● TASK:
An unchanged copy of every record below, without pictures, is the goal.

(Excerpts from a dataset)
══════════

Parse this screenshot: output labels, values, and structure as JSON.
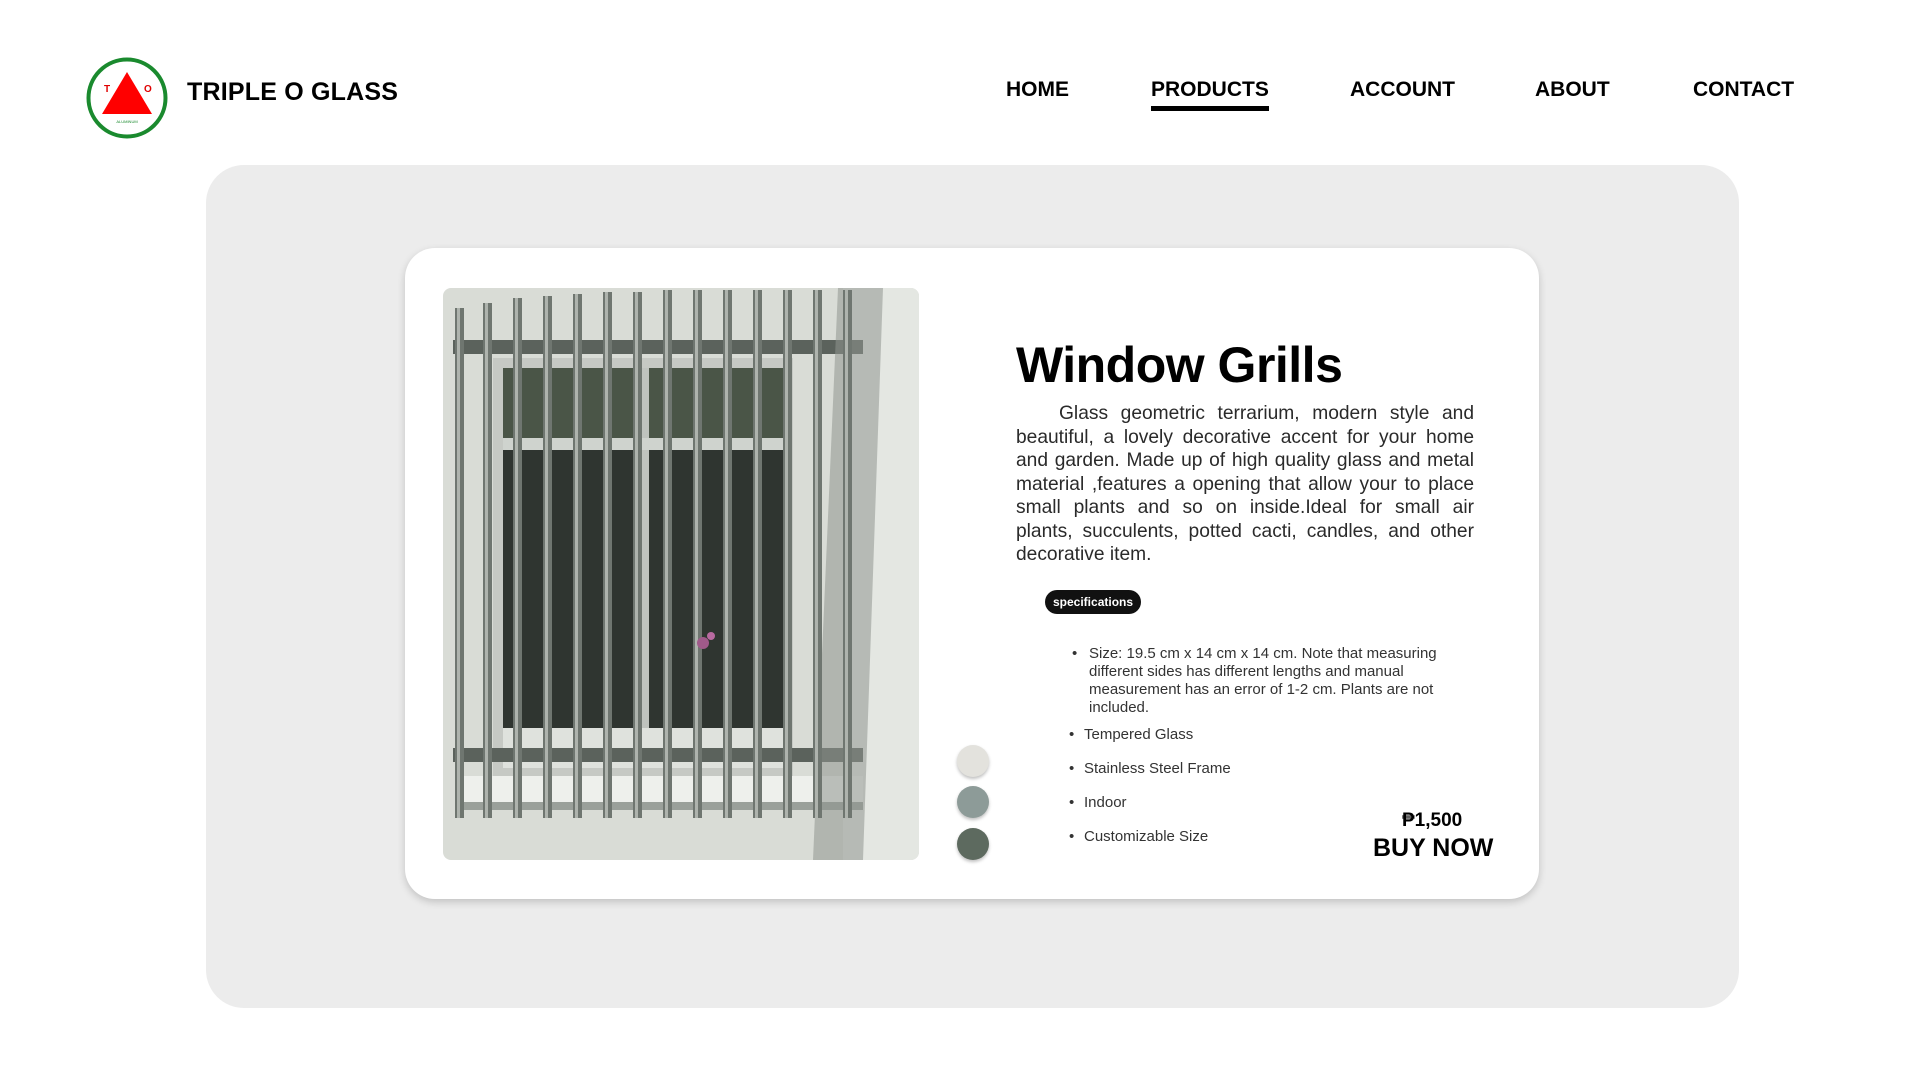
{
  "header": {
    "brand": "TRIPLE O GLASS",
    "logo": {
      "letters": [
        "T",
        "O"
      ],
      "subtext": "ALUMINUM",
      "ring_color": "#1a8a2e",
      "triangle_color": "#ff0000"
    },
    "nav": [
      {
        "label": "HOME",
        "active": false
      },
      {
        "label": "PRODUCTS",
        "active": true
      },
      {
        "label": "ACCOUNT",
        "active": false
      },
      {
        "label": "ABOUT",
        "active": false
      },
      {
        "label": "CONTACT",
        "active": false
      }
    ]
  },
  "product": {
    "title": "Window Grills",
    "description": "Glass geometric terrarium, modern style and beautiful, a lovely decorative accent for your home and garden. Made up of high quality glass and metal material ,features a opening that allow your to place small plants and so on inside.Ideal for small air plants, succulents, potted cacti, candles, and other decorative item.",
    "spec_badge": "specifications",
    "specs": [
      "Size: 19.5 cm x 14 cm x 14 cm. Note that measuring different sides has different lengths and manual measurement has an error of 1-2 cm. Plants are not included.",
      "Tempered Glass",
      "Stainless Steel Frame",
      "Indoor",
      "Customizable Size"
    ],
    "swatches": [
      "#e3e2dd",
      "#8d9b98",
      "#5d6a5f"
    ],
    "price": "₱1,500",
    "buy_label": "BUY NOW"
  }
}
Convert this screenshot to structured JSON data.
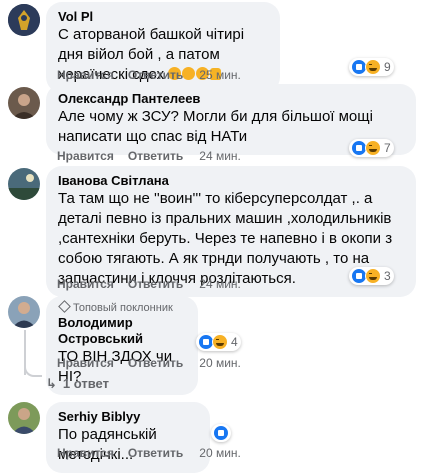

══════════

● OUTPUT OF THE EXERCISE:
Parse this screenshot: output labels, values, and structure as JSON.
{
  "header": {
    "brand": "TRIPLE O GLASS",
    "logo": {
      "letters": [
        "T",
        "O"
      ],
      "subtext": "ALUMINUM",
      "ring_color": "#1a8a2e",
      "triangle_color": "#ff0000"
    },
    "nav": [
      {
        "label": "HOME",
        "active": false
      },
      {
        "label": "PRODUCTS",
        "active": true
      },
      {
        "label": "ACCOUNT",
        "active": false
      },
      {
        "label": "ABOUT",
        "active": false
      },
      {
        "label": "CONTACT",
        "active": false
      }
    ]
  },
  "product": {
    "title": "Window Grills",
    "description": "Glass geometric terrarium, modern style and beautiful, a lovely decorative accent for your home and garden. Made up of high quality glass and metal material ,features a opening that allow your to place small plants and so on inside.Ideal for small air plants, succulents, potted cacti, candles, and other decorative item.",
    "spec_badge": "specifications",
    "specs": [
      "Size: 19.5 cm x 14 cm x 14 cm. Note that measuring different sides has different lengths and manual measurement has an error of 1-2 cm. Plants are not included.",
      "Tempered Glass",
      "Stainless Steel Frame",
      "Indoor",
      "Customizable Size"
    ],
    "swatches": [
      "#e3e2dd",
      "#8d9b98",
      "#5d6a5f"
    ],
    "price": "₱1,500",
    "buy_label": "BUY NOW"
  }
}
Convert this screenshot to structured JSON data.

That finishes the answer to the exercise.